Societies have always been defined and redefined by their narratives. Fiction for Social Change: Building a Shared Analysis of Justice and Community uses Binti, a science fiction fantasy novel, to explore the idea of literature as a tool for social change. Students will be asked to envision the kind of world they want to live in and encouraged to think critically about what it would take to create that world. This course will move beyond introducing students to social and political ills such as racism and sexism by providing tools and skills to develop what author and social justice activist adrienne marie brown calls - emergent strategies for justice.
This course focuses on developing a compassionate analysis of society and culture through the gaze of fiction writing. We will follow the story of Binti, a teenage girl who is the first of her people to attend the prestigious Oomza University. Written by author, Nnedi Okarafor, this science fiction fantasy novel engages themes such as home, violence, power and privilege and social pressure and hierarchy - all within the context of an extraterrestrial world. Through close readings, class discussions, examination of supplemental scholarly texts and popular culture references as well as writing prompts encouraging reflection and creativity – students will apply feminist literary critique, black feminist theory and concepts related to Afrofuturism in order to demonstrate skills in critical reading, thinking and conscious imagining.
Feminist pedagogies ask us to flatten hierarchy in the classroom allowing students to be co-constructors of knowledge production. This pedagogical framework situates the classroom as a community forum in which members of said community are asked to apply concepts learned to the self as well as the work we produce in the class. Students’ development throughout the course will be measured through: their ability to identify and discuss themes and key concepts clearly while making contemporary connections; their ability to apply methods of feminist literary critique to fictional texts; and their ability to synthesize and apply common themes discussed in the course to their own creative writing project at the end of the course. Group work, writing prompts, collective sharing and feedback are methods of engagement this course will employ.
This course is a modification of a yearlong course taught and offered by the instructors for Brown University faculty, staff and post-doctoral fellows that are interested in developing more competencies around power, privilege and navigating difference. It is designed for students that are interested in thinking, reading and writing about new worlds and new ways of being that center justice and liberation.

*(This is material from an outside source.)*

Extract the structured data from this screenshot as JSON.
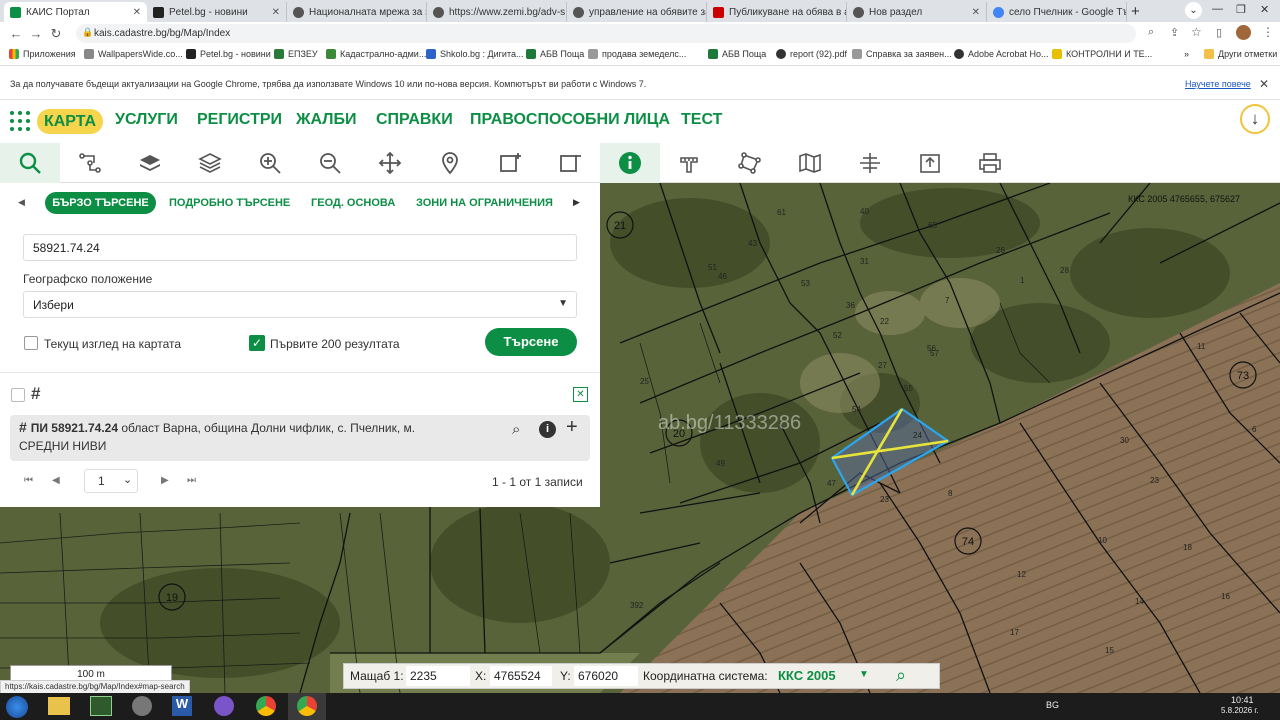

In this course, students will build their capacities to become more critically conscious readers, thinkers and writers. By the end of this course, students will be able to thoughtfully analyze fiction, scholarly texts and popular culture references. They will be able to identify relevant arguments, analyze real-world scenarios, identify ethical dilemmas as well as think creatively about new ways of being and engaging in community as global citizens. Students will learn how to apply analytical theoretical frameworks to their independent work.
Prerequisites: There are no prerequisites for this course. We only ask that students come motivated to engage with the text, fellow classmate, the instructors and the overall course fully.
Brown’s Pre-College Program in the liberal arts and sciences, offering over 200 non-credit courses, one- to four-weeks long, taught on Brown’s campus. For students completing grades 9-12 by June 2019.Visit Program Page Learn How to Apply